#11 Sacramento Kings As if this team didn't have enough problems, three starters have barely been Kings for a day

February 08, 1999

If there's one NBA franchise that could have done without the
lockout, it's the Kings. An abbreviated preseason and a
truncated schedule of games isn't the Rx for a team with four
new starters, a new coach and even new owners, the Maloof
family, in place. "We look a lot different from last year," says
coach Rick Adelman, who replaced Eddie Jordan in the off-season,
"but I couldn't be happier with the core guys."

When he was dealt to the Kings last May, the most significant
core guy, power forward Chris Webber, seemed to agree with the
late San Francisco columnist Herb Caen's observation that "dying
in Sacramento may be redundant." Though he sorely needed to
reupholster his image, Webber intimated that he wasn't going to
play in the basketball Siberia that is Sacramento, and he was a
no-show on the first day of training camp. "I just want to win,"
he groused repeatedly during the lockout, a thinly veiled
reference to the fact that the Kings have endured 15 straight
losing seasons.
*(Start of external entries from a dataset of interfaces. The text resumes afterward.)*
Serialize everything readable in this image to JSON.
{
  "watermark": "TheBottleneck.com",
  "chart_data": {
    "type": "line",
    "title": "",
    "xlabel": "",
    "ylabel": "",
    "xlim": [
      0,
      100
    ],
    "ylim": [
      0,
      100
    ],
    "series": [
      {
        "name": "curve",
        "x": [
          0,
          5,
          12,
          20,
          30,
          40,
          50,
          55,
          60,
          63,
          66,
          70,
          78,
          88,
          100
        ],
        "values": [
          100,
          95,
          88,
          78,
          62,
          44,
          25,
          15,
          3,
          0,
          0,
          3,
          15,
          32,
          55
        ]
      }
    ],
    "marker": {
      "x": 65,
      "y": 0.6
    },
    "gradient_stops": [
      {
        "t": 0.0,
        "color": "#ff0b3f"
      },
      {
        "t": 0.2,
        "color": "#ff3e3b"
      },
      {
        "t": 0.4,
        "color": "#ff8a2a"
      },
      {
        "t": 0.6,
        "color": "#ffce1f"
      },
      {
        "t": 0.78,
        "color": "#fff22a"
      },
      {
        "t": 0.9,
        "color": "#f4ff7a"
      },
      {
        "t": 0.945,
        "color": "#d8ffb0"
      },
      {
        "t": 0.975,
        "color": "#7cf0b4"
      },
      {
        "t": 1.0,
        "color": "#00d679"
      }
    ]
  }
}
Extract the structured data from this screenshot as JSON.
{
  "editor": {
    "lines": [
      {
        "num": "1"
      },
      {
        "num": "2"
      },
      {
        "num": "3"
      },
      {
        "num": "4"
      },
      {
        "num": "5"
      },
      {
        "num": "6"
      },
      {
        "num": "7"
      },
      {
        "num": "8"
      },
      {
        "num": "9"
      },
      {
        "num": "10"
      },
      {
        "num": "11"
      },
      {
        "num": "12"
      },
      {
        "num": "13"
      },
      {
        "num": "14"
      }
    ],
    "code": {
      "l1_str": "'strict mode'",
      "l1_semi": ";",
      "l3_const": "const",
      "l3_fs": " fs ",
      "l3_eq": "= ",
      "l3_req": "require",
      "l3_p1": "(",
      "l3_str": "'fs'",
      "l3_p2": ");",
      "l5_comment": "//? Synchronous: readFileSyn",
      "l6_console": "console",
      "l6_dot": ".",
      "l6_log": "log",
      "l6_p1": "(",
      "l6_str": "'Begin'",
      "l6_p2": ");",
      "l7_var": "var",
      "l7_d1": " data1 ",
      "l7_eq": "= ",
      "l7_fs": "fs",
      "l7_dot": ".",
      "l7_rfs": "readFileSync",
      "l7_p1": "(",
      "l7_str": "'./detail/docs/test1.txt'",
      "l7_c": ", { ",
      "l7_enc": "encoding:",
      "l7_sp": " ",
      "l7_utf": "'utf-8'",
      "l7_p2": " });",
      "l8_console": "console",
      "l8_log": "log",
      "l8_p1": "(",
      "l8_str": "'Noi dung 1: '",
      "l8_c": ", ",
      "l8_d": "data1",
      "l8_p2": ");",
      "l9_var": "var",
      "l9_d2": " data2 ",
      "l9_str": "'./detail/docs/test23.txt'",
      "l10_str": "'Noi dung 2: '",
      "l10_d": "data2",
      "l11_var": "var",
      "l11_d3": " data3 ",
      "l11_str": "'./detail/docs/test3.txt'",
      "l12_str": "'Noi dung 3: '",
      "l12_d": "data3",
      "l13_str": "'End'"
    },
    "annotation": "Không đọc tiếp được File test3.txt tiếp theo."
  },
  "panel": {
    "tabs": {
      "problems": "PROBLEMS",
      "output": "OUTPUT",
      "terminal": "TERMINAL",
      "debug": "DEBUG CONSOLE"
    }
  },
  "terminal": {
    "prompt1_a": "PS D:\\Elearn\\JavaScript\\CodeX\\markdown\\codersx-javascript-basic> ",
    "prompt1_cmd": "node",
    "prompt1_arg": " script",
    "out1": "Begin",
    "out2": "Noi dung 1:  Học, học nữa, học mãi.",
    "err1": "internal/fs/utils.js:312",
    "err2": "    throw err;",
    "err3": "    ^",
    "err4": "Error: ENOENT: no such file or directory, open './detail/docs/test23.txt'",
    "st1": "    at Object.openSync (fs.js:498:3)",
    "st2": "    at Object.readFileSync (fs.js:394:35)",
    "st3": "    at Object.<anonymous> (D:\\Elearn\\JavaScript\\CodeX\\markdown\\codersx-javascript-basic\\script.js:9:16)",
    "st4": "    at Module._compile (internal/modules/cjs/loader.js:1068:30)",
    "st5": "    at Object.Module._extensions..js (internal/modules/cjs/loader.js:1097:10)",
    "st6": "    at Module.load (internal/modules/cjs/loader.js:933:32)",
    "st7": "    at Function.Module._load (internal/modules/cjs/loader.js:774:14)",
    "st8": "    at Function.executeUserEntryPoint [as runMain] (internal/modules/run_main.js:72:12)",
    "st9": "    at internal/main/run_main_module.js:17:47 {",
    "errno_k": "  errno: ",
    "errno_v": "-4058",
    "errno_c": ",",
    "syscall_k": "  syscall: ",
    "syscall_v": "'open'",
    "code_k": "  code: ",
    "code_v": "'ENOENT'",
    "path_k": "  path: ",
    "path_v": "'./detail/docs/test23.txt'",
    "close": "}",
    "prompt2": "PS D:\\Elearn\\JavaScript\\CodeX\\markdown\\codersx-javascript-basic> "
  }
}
When Webber arrived for Day Two of camp, however, his spirits
were buoyed considerably. Vice president of basketball
operations Geoff Petrie, who's in the final year of his
contract, went for broke this off-season, signing center Vlade
Divac to a Kings' ransom (six years, $62.5 million) while
retaining bruising forward Corliss Williamson, a potential star.
What's more, to ease Webber's adjustment to his new team, his
college coach at Michigan, Steve Fisher, was hired as a
Sacramento assistant. "So far, it's been great," says Webber of
his new place of employment. "We're all ready to start winning
some games. I think we have a strong front line and a lot of
young talent."

Even more pleasant surprises are lurking in the backcourt.
Rookie point guard Jason Williams, a risky seventh pick from
Florida, has impressed his teammates and coaches with his
decision making, athleticism and flair. And while the Kings will
miss the shooting and steadiness of Mitch Richmond, who was
traded along with Otis Thorpe for Webber, they may have found a
replacement in Serbian swingman Predrag (Peja) Stojakovic.
Sacramento's 1996 first-round selection and the reigning MVP of
the Greek League, the 6'9" Stojakovic might well replace Tariq
Abdul-Wahad, a second-year King, as the starting two guard.
"Peja's not just a player to build on," says Divac, the star
Stojakovic most idolized as a child. "He can help us right now."

Ultimately, though, Sacramento's success rests largely on
Adelman's skills as a collagist. It doesn't help that 14 of his
first 20 games are on the road. "It's my job to find the right
combinations and so forth, but the players also need to work
hard to get on the same page," Adelman says. "It will be
exciting, though, because it's basically a fresh start for


COLOR PHOTO: ROCKY WIDNER/NBA PHOTOS Moving in A driven Webber could lead the Kings to their first winning season in 16 years.


Starters PVR* 1997-98 Key Stats

SF Corliss Williamson 74 17.7 ppg 5.6 rpg 2.9 apg 49.5 FG%
PF Chris Webber[+] 13 21.9 ppg 9.5 rpg 3.8 apg 1.75 bpg
C Vlade Divac[+] 40 10.4 ppg 8.1 rpg 1.47 bpg 49.8 FG%
SG Tariq Abdul-Wahad 154 6.4 ppg 2.0 rpg 0.9 apg 40.3 FG%
PG Jason
Williams(R)[+][1] 132 17.1 ppg 6.7 apg 2.65 spg 40.3 3FG%

Top Reserves Bench Ranking (out of 29 teams): 19

F-G Predrag Stojakovic (R)104 23.9 ppg 4.9 rpg 2.5 apg 46.2FG%
G Vernon Maxwell[+] 207 6.9 ppg 1.2 apg 39.9 FG% 33.0 3FG%
F Lawrence Funderburke 221 9.5 ppg 4.5 rpg 1.2 apg 49.0 FG%

1997-98 Record: 27-55 (fifth in Pacific)
Coach: Rick Adelman(first season with Kings)

[+]New acquisition (R)Rookie
*PVR: Player Value Ranking (explanation on page 68)
[1]1997-98 statistics at Florida
[2]1997-98 statistics for PAOK in Greece

Eagle (-2)
Birdie (-1)
Bogey (+1)
Double Bogey (+2)